Mella Carroll

Published 29th March 2018
Mella Carroll was the first female judge of the High Court in the Republic of Ireland.

Born in 1934 in Dublin, her father Patrick Carroll was a founder member and Commissioner of the Garda Siochana, the police force of Ireland from 1922, and he later qualified as a barrister. Mella read French and German at University College, Dublin, before studying for the Bar at King’s Inns. In 1957, she came first in the examination for the Brooke scholarship at King’s Inns.

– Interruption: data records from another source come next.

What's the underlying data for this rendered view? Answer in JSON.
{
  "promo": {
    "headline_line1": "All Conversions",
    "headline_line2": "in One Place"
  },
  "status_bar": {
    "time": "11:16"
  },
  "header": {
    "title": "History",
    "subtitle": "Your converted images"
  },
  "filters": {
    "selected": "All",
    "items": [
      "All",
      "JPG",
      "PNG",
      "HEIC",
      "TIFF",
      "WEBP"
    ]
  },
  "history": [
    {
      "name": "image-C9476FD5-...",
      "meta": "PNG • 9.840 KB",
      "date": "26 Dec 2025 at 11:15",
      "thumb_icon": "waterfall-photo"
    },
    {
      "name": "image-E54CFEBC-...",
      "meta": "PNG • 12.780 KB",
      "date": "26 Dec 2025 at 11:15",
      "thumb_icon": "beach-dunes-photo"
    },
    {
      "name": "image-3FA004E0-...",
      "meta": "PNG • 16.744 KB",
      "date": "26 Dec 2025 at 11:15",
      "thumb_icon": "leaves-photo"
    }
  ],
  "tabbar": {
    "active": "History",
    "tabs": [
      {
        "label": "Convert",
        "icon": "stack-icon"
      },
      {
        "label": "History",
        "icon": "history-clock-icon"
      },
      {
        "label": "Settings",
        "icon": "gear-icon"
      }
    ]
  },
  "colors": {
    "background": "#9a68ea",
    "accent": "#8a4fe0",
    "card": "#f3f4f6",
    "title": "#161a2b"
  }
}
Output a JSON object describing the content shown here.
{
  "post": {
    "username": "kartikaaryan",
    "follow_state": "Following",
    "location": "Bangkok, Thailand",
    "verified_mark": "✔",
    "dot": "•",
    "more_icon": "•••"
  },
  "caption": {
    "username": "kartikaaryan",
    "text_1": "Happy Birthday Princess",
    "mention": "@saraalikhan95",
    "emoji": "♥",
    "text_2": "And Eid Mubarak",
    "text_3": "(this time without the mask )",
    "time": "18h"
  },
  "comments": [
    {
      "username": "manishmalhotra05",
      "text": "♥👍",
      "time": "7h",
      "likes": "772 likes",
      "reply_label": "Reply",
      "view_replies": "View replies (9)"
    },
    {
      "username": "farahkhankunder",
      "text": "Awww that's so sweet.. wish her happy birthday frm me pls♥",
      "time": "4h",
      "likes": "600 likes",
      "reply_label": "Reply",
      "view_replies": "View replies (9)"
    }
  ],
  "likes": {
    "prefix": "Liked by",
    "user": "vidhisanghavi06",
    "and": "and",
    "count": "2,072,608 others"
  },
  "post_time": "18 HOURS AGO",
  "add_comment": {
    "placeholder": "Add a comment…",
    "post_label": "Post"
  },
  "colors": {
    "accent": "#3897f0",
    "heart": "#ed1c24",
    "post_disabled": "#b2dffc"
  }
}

Called to the Bar in 1957 at a time when very few women were practising, Mella proved herself to be a formidable talent. In 1976 she was called to the Bar of Northern Ireland, and in 1977 she became the first woman called to the Inner Bar as Senior Counsel. For a period, she was the only female Senior Counsel practising in the Irish State. A popular and well-respected barrister, known for her good humour and decisiveness, Mella was elected the first female Chairperson of the Bar Council in 1979.

On the 6th October 1980, Mella was appointed the first female judge in the High Court of Ireland, and sat on the bench for 25 years, becoming one of the longest serving High Court judges in Ireland. A pioneer in a male-dominated profession, Mella was addressed as ‘my lord’ by barristers in her court for 10 years, until 1990 when she announced she would prefer to be called ‘judge’. Later, she was elected the President of the International Association of Women Judges.

Confident in dealing with both complex commercial cases and criminal cases, Mella’s legacy as a judge is remarkable for its scope and diversity. She made some groundbreaking rulings during her time on the bench, shaping the direction of Irish law.

For example, in Mhic Mhathuna v. Ireland [1995] Mella ruled it was not unconstitutional to give greater assistance per capita to unmarried mothers than to married parents. In The Attorney General of England and Wales v. Brandan Books [1986] she refused an application by the British government to prevent the publication in Ireland of the memoirs of a former member of MI5 (One Girl’s War by Joan Miller), judging that the public interest of another state could not curtail freedom of expression within Irish jurisdiction.

In the infamous murder trial of Catherine Nevin, dubbed the ‘Black Widow’ by the press, Mella directed that no press photographs of the accused be published during the trial and allowed no comment on her appearance, arguing that Nevin was entitled to protection for her privacy and dignity.

As Chairwoman of the Second Commission in the Status of Women, Mella helped to produce the 1993 report, which stated the demands of Irish women for equality. Many of the Commission’s recommendations have since been adopted. She also chaired the Commission on Nursing in 1997, contributing to transformative reforms to the nursing profession in Ireland. In recognition of her work, she was made an Honorary Fellow of the Faculty of Nursing of the Royal College of Surgeons In Ireland. In 2001, she was also appointed Chancellor of Dublin City University in 2001.

Outside of work, Mella enjoyed travelling and opera. She regularly travelled to Geneva to sit on the administrative tribunal of the International Labour Organisation, at one point serving as its vice-president. She never married, calling herself ‘unclaimed treasure’. Mella retired in November 2005 and died on January 15th 2006 after a long illness, aged 71. She remains one of the most influential women in Irish legal history.

Written by Annabel Twose, Project Coordinator of First 100 Years